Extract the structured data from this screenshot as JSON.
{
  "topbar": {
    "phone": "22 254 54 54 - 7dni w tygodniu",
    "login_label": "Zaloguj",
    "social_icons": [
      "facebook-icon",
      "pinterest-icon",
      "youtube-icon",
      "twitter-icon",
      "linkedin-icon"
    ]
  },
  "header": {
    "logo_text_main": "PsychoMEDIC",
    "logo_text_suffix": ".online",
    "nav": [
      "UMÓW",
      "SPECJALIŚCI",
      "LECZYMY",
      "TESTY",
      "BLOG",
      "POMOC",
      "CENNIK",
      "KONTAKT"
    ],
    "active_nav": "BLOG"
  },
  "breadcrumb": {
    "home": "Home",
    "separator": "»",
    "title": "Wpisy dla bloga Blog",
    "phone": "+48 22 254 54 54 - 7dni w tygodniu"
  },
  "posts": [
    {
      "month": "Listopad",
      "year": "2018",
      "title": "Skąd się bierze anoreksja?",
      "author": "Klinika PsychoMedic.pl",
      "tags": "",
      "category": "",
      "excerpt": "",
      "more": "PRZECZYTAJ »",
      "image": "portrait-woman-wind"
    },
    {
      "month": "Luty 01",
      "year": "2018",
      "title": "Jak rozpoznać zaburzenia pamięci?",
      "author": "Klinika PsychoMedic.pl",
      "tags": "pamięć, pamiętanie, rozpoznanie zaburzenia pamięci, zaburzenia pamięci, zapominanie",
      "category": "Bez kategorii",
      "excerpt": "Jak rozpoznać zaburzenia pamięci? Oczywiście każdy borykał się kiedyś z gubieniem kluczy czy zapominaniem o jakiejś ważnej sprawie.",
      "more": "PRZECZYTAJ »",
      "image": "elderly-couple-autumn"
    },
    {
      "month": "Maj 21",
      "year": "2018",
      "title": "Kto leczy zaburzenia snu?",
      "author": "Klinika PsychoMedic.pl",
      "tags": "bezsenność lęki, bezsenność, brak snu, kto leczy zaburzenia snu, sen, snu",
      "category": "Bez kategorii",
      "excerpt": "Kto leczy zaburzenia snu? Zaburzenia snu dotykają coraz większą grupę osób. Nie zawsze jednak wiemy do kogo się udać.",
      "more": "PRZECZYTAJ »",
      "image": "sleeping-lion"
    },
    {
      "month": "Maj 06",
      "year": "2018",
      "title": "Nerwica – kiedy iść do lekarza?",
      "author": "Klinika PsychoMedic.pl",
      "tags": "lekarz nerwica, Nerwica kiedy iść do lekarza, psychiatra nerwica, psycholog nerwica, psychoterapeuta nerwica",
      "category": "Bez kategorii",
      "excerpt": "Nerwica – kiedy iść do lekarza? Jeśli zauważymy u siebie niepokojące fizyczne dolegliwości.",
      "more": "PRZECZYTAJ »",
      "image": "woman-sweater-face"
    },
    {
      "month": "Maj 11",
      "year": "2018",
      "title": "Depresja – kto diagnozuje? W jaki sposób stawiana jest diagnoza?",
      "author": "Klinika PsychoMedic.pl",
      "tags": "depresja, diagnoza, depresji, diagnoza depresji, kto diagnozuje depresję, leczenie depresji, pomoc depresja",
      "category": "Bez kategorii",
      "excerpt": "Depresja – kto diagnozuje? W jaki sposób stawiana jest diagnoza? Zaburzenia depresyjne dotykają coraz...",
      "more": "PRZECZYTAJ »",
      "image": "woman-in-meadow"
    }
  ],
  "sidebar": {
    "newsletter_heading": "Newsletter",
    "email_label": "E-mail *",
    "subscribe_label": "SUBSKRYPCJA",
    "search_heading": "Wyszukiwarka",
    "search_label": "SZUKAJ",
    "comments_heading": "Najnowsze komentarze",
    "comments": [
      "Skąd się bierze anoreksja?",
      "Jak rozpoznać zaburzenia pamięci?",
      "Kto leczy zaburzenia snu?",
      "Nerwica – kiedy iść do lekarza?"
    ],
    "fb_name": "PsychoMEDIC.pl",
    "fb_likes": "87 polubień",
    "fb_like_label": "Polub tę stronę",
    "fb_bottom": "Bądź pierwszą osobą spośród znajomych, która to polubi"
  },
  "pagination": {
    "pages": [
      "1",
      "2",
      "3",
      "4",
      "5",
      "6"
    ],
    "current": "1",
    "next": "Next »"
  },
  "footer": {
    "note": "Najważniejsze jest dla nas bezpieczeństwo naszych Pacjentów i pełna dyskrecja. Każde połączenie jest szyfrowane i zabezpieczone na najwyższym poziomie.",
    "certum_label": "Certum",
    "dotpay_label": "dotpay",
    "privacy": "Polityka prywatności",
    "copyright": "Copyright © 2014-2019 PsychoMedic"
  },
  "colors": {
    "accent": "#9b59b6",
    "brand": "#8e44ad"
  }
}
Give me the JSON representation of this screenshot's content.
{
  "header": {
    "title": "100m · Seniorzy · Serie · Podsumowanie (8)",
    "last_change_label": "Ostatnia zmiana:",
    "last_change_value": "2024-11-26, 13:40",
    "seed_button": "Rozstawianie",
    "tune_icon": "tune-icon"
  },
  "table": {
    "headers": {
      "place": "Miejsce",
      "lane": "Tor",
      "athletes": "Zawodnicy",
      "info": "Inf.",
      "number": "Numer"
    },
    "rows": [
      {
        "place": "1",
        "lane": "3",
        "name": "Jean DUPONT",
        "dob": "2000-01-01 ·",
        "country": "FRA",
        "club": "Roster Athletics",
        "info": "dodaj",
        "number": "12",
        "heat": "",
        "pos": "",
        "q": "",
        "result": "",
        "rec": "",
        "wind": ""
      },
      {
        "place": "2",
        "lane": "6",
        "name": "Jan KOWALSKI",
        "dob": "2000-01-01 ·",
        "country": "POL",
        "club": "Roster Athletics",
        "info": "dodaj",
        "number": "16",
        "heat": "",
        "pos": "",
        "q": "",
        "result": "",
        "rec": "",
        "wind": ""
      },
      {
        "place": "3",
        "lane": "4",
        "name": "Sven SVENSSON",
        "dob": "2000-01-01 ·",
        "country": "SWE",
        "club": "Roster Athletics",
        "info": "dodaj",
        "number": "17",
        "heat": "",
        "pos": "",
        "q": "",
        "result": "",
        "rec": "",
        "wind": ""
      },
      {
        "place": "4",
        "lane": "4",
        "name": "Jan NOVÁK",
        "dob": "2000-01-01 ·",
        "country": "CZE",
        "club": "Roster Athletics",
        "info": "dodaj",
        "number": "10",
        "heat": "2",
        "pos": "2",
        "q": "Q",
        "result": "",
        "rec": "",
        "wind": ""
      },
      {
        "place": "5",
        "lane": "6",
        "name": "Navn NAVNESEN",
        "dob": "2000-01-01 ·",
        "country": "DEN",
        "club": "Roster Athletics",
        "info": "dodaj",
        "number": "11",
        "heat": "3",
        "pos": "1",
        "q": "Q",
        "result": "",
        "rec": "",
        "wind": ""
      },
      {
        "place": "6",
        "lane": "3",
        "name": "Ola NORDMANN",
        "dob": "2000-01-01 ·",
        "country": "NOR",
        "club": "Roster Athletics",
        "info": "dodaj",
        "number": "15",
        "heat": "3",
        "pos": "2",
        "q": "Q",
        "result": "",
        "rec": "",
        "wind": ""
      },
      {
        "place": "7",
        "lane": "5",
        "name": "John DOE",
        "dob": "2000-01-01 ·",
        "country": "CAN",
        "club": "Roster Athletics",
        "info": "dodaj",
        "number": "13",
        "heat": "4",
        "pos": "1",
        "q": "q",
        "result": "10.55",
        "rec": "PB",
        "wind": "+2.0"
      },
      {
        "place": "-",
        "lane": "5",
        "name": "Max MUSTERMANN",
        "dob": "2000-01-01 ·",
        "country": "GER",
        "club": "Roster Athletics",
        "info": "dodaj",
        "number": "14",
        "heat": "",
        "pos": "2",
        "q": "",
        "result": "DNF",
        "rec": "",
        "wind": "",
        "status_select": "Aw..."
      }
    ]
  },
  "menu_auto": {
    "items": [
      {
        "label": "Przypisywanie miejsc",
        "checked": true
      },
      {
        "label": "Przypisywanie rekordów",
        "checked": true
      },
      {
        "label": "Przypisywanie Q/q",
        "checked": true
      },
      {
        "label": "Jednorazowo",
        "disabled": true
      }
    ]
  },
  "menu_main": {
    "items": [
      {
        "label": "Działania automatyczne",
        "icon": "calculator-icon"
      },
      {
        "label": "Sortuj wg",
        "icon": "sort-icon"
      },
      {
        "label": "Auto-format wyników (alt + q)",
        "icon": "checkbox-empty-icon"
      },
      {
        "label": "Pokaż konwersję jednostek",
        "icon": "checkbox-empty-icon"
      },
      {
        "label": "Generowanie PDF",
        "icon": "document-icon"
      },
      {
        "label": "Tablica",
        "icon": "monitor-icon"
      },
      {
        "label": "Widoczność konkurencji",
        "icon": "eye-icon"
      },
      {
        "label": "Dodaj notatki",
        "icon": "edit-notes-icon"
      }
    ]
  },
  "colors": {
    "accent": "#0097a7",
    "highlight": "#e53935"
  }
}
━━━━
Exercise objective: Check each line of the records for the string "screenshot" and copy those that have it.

Finished task:
Extract the structured data from this screenshot as JSON.
Give me the JSON representation of this screenshot's content.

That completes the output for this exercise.